Next I thought about adding some nuts.  Almonds would be a delicious addition but on this occasion I  use seeds – 1/4 cup of sunflower seeds in recognition of the great display we have of sunflowers at our gardens.

Sarah who planted all the sunflowers named this particular sunflower “Ernest”..because he stood the tall and proud delaying flowering until the week of the Auckland Heroic Garden tours when our community garden was on show. Ernest has been selected as the seed provider for next year’s crop.
When using preserved lemon don’t salt your food until you have added the lemon because it’s very salty and I found I didn’t need to add any extra salt.

I cut up some slices of preserved lemon (rind, flesh and salt altogether).


In keeping with the middle eastern theme I added 1/4 cup of currants to add something sweet.


I mixed the drained cooked brown rice with the spiced onion and corn mix, and had a taste. It was delicious but I felt it just needed one more spice.

Sumac is native to Iran and is a reddish purple. Sumac comes from berries that are dried and is usually sold ground.

Sumac or sumach has a fruity astringent taste that is used in middle eastern cooking especially sprinkled over rice, salads, fish and stews.  A good sprinkling gave the rice the flavour I was looking for.

Scallopini has a nutty flavoured flesh denser than zucchini and they keep for longer in the refrigerator.

At last the scallopini come onto the scene. They are easy to cut in half and with a spoon just scoop out the seeds to make a little dish for the rice filling.

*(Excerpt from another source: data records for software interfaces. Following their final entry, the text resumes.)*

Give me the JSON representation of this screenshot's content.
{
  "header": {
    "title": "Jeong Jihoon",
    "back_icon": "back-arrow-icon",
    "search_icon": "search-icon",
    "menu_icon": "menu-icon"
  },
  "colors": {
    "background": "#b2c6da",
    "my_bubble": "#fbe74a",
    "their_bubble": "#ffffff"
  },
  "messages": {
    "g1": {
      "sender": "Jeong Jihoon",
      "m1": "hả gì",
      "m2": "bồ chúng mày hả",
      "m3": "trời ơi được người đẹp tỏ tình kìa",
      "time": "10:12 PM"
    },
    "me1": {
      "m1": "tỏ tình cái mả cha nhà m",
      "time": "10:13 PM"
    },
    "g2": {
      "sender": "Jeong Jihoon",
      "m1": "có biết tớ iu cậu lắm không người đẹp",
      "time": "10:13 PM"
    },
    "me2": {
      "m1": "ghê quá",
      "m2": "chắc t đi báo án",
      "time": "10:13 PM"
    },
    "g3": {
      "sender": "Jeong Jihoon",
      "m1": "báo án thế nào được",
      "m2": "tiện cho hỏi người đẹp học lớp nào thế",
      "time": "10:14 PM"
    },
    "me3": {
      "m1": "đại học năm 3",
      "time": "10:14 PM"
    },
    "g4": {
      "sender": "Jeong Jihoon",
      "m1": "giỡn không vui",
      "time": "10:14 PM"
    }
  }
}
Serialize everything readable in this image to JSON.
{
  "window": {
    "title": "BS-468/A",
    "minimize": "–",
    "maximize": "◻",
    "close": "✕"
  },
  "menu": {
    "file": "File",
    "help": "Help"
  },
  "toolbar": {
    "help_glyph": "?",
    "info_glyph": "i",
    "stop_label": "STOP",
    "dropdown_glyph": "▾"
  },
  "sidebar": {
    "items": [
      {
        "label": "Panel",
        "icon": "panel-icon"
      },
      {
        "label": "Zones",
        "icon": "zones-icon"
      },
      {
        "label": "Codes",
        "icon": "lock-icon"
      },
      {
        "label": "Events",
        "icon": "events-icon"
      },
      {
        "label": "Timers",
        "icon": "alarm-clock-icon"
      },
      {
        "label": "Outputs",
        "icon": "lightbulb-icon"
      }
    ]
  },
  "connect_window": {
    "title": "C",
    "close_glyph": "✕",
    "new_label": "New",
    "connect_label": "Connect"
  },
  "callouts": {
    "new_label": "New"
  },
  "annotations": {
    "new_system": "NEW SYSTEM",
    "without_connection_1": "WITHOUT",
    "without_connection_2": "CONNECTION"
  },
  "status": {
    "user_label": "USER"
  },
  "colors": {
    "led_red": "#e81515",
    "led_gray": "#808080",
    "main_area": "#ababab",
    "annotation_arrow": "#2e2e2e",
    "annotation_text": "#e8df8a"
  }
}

The scallopini I chose were the size of a saucer.  They do grow larger and Trevor says they don’t get stringy like marrows even at this large size, but they are at their best when not too large. For me the scallopini the size of a saucer are a good size for stuffing.

The seeds from one packet turned out plants with yellow and creamy coloured fruit. For me I gravitate to the cheery yellow ones. Kings Seeds have a variety called Squash Sunbeam F1 that has good resistance to powdery mildew.

I add some oil and with a brush sealed the scallopini flesh. The cavity is then filled with the mix then add thick cut slices of meaty tomatoes on top, (heritage Italian tomatoes also from the gardens) .


The final touch is a little crumbled feta with another sprinkling of sumac.


I place them in a large oven tray and cover with foil to cook at 180C for at least an hour.


The flesh is nice and juicy but to add more moisture and a luscious red, I made a tomato and basil sauce by melting butter and quickly frying two of those lovely beefsteak tomatoes, chopping in basil towards the end of cooking and seasoning with salt and pepper.

With the amount of rice mix I had I could have stuffed twice as many scallopini than I did. This mix could easily cover 4-6 whole scallopini (up to 12 halves).  It’s also good as a rice salad.

Trevor’s challenge has been fun and I hope he enjoys the recipe.  I have decided to call the dish Trevor’s Spicy Rice Scallopini.

Focusing this week on scallopini has delayed my post about kefir that I have been promising to write about. Kefir can wait but not so an abundance of scallopini – just like courgettes they are only in plenty at this time of the year.  This recipe can be used for any squash, courgette or pumpkin.

Never fear kefir is coming up next.  I have been experimenting with it and have discovered many ways to incorporate it into our diet. There may even have to be a couple of posts dedicated to this gutsy topic.